Sam Hart, innovation manager at Construction Scotland Innovation Centre (CSIC) spoke to us about the huge and far reaching growth in digital tools and technology across the timber and construction sectors.
There is a digital transformation taking place across the construction industry everywhere – especially with increased use of offsite manufacture – what key benefits do digital tools bring to providing better quality and energy efficient buildings?
“Ultimately, it is about the quality of product that can be delivered with precision engineering. Using a computer to design a building at an early stage allows you to be much more accurate with the plans, adhering to far stricter tolerances.
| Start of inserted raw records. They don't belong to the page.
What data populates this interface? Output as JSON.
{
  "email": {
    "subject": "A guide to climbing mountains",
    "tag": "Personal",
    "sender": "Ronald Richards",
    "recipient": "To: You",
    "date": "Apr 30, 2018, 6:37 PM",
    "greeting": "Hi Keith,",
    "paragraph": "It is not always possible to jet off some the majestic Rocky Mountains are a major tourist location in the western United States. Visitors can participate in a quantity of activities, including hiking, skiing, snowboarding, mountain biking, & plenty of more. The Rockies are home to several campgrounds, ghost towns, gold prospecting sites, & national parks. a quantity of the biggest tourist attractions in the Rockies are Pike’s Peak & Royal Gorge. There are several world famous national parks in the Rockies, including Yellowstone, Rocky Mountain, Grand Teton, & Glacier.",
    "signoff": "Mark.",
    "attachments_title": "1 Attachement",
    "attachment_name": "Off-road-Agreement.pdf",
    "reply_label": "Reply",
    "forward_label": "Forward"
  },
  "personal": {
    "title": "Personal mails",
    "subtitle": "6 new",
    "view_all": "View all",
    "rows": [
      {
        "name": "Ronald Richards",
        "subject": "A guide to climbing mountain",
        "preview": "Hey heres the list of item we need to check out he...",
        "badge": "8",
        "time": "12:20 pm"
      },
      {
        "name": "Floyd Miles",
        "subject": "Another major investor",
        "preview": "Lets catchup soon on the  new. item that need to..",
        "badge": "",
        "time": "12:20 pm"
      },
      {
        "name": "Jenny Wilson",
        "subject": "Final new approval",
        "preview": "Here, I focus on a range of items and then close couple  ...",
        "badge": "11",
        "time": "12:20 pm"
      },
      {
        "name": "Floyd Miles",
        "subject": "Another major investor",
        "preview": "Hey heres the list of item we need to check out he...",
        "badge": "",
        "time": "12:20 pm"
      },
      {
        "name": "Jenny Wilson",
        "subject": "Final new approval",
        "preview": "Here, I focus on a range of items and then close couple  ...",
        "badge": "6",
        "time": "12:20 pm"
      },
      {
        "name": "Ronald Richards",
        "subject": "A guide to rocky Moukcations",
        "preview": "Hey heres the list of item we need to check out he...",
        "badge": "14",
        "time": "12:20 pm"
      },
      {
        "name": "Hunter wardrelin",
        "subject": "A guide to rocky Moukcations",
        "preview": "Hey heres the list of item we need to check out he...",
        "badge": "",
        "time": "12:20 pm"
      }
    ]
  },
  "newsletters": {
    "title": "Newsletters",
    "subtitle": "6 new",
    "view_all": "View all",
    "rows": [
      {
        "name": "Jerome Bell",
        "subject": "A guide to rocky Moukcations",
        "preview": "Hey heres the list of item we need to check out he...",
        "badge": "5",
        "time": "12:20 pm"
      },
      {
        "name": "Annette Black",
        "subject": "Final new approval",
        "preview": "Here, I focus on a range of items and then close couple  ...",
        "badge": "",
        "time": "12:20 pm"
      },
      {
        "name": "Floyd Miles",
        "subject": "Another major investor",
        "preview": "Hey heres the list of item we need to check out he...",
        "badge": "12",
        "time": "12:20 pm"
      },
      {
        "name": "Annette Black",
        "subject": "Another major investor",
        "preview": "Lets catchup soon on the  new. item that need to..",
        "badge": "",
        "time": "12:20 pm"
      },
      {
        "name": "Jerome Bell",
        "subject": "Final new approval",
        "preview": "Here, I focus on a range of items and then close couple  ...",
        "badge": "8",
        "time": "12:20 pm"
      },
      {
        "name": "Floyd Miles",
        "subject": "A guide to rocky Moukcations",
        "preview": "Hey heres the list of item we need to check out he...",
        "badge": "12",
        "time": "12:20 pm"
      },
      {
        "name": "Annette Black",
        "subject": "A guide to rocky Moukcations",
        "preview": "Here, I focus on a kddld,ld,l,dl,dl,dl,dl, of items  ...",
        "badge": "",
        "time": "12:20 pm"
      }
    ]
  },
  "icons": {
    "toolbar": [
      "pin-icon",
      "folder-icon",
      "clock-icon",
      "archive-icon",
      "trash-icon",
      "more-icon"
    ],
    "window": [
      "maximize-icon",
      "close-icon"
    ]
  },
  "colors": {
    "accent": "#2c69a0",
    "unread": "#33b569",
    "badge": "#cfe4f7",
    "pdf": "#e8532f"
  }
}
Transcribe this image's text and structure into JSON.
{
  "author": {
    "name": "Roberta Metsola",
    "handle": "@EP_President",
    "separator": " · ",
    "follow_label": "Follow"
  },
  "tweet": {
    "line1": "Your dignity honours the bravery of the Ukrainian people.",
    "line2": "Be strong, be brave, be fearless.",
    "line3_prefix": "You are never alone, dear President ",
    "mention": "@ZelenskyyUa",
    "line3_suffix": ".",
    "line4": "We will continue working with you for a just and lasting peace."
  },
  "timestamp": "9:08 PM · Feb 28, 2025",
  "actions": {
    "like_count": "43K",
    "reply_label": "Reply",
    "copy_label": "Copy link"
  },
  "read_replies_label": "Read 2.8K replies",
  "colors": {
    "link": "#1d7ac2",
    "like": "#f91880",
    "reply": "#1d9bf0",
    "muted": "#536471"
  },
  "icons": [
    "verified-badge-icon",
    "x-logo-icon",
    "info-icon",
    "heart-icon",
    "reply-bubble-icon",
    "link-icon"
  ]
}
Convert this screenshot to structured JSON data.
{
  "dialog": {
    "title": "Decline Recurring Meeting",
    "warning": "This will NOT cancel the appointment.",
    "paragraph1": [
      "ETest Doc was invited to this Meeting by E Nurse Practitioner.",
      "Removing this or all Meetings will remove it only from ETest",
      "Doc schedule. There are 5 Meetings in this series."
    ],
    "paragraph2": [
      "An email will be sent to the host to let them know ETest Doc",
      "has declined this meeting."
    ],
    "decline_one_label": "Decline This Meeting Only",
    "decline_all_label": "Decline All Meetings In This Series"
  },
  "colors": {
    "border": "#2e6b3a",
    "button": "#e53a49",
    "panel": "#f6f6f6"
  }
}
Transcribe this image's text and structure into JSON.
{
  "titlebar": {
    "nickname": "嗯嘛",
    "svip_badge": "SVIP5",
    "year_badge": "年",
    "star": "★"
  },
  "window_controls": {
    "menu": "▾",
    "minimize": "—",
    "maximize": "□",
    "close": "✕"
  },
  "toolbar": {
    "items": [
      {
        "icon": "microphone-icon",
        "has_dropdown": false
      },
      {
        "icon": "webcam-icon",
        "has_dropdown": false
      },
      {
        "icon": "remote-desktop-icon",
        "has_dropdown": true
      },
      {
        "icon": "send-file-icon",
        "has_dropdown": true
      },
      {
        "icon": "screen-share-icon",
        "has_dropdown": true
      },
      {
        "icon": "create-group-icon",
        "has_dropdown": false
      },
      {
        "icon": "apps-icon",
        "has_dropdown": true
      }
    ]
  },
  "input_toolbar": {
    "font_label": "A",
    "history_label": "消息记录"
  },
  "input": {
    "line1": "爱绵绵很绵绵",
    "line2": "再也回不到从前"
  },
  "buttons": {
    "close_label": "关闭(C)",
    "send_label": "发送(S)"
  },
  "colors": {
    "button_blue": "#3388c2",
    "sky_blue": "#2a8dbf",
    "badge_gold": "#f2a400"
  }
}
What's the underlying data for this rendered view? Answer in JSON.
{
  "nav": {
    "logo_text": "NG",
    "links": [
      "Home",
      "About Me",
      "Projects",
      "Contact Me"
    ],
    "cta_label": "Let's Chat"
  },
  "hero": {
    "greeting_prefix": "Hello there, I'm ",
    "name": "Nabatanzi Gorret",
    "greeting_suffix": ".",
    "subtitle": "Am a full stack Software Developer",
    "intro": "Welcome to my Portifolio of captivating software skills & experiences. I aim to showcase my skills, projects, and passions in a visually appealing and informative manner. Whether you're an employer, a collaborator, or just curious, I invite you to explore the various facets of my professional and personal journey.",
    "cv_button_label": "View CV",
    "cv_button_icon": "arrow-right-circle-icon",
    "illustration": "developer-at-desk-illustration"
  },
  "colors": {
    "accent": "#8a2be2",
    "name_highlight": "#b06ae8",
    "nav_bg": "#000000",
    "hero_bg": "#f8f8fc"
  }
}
When that data is transferred to an automated process – whether it is robotics, offsite manufacturing cells, or other machines – they will be produced exactly as prescribed by the computer and put together in a factory setting. It is almost inevitable that on a site, where there may be rain, snow, or wind, you cannot deliver the same levels of quality manually as a computer can in a controlled environment, like a factory.
“In turn, that transfers through to a building’s energy efficiency – greater accuracy during construction means they are inherently more airtight. Insulation, for instance, can be blown into any spaces with precision, rather than shoved into gaps. Automated processes can be monitored in line with a very strict quality assurance regime, which means they perform much better. Buildings will also have a much greater chance of performing as they have been designed to, using digital tools – bridging the performance gap that has long been an issue.
“There is, however, a flipside to that. Trades involved in the construction process need to know the exact specifications and tolerances being worked to – everything they are producing has to fit precisely with that. Communication throughout the supply chain, therefore, becomes absolutely key and has to be factored in to a greater degree than it even normally would be.”
The growth in Virtual Reality/Augmented Reality (AR/VR) and robotics has huge potential in revolutionising the way we design, build and monitor building performance – what projects are CSIC working on?
“The Covid-19 pandemic has obviously limited people’s ability to travel and, for the construction industry that can be challenging – not least from a regulatory and standards perspective. Specifically, one of the issues is that officials from local authorities have been unable to verify that buildings under construction are compliant with current standards.
“We have been working with the University of Strathclyde and Robert Gordon University to address this issue. We are designing a VR and AR system that will allow building standards officials to remotely tour a site as it is being built and make the necessary checks. While this technology has an obvious use at the moment, it could also be employed more routinely in the future – particularly in rural and remote areas, where travelling to sites may take hours.
“That said, not every local authority will have access to, or the means to purchase, VR and AR hardware. So, we are also working on a more rudimentary form of the technology which could allow them to remotely inspect sites through an app on their mobile or tablet for simple checks like whether doors and walls are in the correct place, before moving into more complex areas.”
For the complete feature read the Spring 2021 Issue of Timber Construction